[Exercise data — start]

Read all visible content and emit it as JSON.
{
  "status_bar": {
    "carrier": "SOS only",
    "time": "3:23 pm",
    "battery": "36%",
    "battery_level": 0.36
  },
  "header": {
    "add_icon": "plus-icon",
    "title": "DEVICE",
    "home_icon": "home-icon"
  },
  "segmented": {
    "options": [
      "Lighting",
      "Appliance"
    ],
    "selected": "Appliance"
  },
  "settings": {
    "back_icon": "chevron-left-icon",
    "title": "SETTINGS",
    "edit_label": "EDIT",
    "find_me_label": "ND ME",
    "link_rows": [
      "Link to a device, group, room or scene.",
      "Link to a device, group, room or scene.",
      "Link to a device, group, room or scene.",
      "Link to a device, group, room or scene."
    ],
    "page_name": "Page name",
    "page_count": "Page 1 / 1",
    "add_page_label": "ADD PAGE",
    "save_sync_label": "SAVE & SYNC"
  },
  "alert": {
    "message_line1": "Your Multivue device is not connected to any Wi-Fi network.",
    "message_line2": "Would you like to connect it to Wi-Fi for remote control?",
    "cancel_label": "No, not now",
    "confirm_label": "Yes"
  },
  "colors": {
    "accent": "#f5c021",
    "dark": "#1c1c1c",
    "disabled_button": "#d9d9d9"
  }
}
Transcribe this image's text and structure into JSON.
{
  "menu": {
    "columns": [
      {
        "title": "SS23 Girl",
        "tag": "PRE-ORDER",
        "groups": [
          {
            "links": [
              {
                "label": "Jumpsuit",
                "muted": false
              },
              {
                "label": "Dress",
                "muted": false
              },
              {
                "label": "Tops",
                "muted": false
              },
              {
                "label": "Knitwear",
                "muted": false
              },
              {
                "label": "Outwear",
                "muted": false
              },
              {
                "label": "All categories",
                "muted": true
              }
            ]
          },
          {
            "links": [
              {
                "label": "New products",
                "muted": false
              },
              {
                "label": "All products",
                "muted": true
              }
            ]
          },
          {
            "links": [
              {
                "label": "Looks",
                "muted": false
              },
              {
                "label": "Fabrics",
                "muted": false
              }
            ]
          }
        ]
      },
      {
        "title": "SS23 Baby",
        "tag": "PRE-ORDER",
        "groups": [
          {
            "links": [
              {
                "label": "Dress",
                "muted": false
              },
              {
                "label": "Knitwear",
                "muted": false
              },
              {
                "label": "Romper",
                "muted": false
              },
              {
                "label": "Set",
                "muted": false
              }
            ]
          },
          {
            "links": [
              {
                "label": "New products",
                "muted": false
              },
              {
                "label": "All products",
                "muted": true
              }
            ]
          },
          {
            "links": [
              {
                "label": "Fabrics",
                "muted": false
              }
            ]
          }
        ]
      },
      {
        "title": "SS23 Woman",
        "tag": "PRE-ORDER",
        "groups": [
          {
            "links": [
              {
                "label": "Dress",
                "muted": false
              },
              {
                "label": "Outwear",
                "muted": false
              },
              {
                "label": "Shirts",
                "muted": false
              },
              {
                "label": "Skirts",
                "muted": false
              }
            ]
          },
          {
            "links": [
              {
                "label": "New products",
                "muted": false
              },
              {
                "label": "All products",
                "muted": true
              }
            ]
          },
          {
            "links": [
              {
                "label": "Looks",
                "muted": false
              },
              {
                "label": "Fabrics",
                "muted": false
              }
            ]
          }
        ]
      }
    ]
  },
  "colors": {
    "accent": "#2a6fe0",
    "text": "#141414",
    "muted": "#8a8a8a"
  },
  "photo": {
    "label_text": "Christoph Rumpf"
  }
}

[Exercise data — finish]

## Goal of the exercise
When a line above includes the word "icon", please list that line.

## Result
    "add_icon": "plus-icon",
    "home_icon": "home-icon"
    "back_icon": "chevron-left-icon",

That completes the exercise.